When pain becomes chronic, the efficacy of the pain neuromatrix is strengthened via nociceptive and non-nociceptive mechanisms. This means that less input, both nociceptive and non-nociceptive, is required to produce pain (Moseley, 2003).
We need to change the brain to reduce pain.
When new age healthcare professionals are working with chronic pain patients, they need to reduce the amount of threat, or risk to the body to reduce activation of pain pathways.
Posture As Pain Prevention
A great way to reduce threat to the system is to educate your patients on how to maintain proper posture. When the patient has proper posture their body is in a position of minimal load and threat associated with flexor dominance.
Poor posture increases stress, load, and threat to the body. Regardless of what you do in your office with the patient one-on-one, if you don’t help them reduce environment stress during their daily activities with proper posture, they will continue to present with postural distortion patterns and express pathways of chronic pain.
Neuroplastic changes of the Posture System allow the patient to hold themselves upright against gravity in an effective manner, and reduce excessive threat to the system. Posture is fundamental for proper function, and for the reduction of threat leading to chronic pain.
Iannetti, G. D., & Mouraux, A. (2010). From the neuromatrix to the pain matrix (and back). Experimental brain research, 205(1), 1-12.
Moseley, G. L. (2003). A pain neuromatrix approach to patients with chronic pain. Manual therapy, 8(3), 130-140.
Melzack, R. (1999). From the gate to the neuromatrix. Pain, 82, S121-S126.
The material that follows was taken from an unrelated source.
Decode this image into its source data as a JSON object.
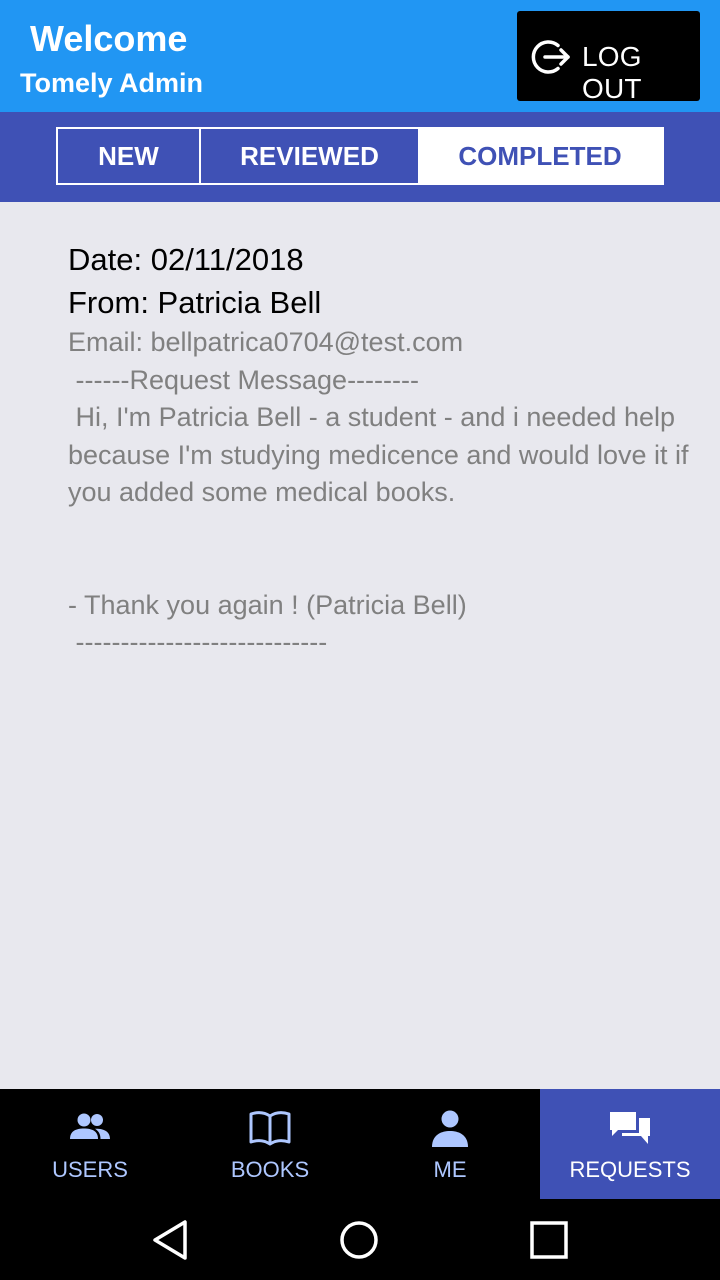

Visser, E. J., & Davies, S. (2010). EXPANDING MELZACK’S PAIN NEUROMATRIX. THE THREAT MATRIX: A SUPER‐SYSTEM FOR MANAGING POLYMODAL THREATS. Pain Practice, 10(2), 163-163.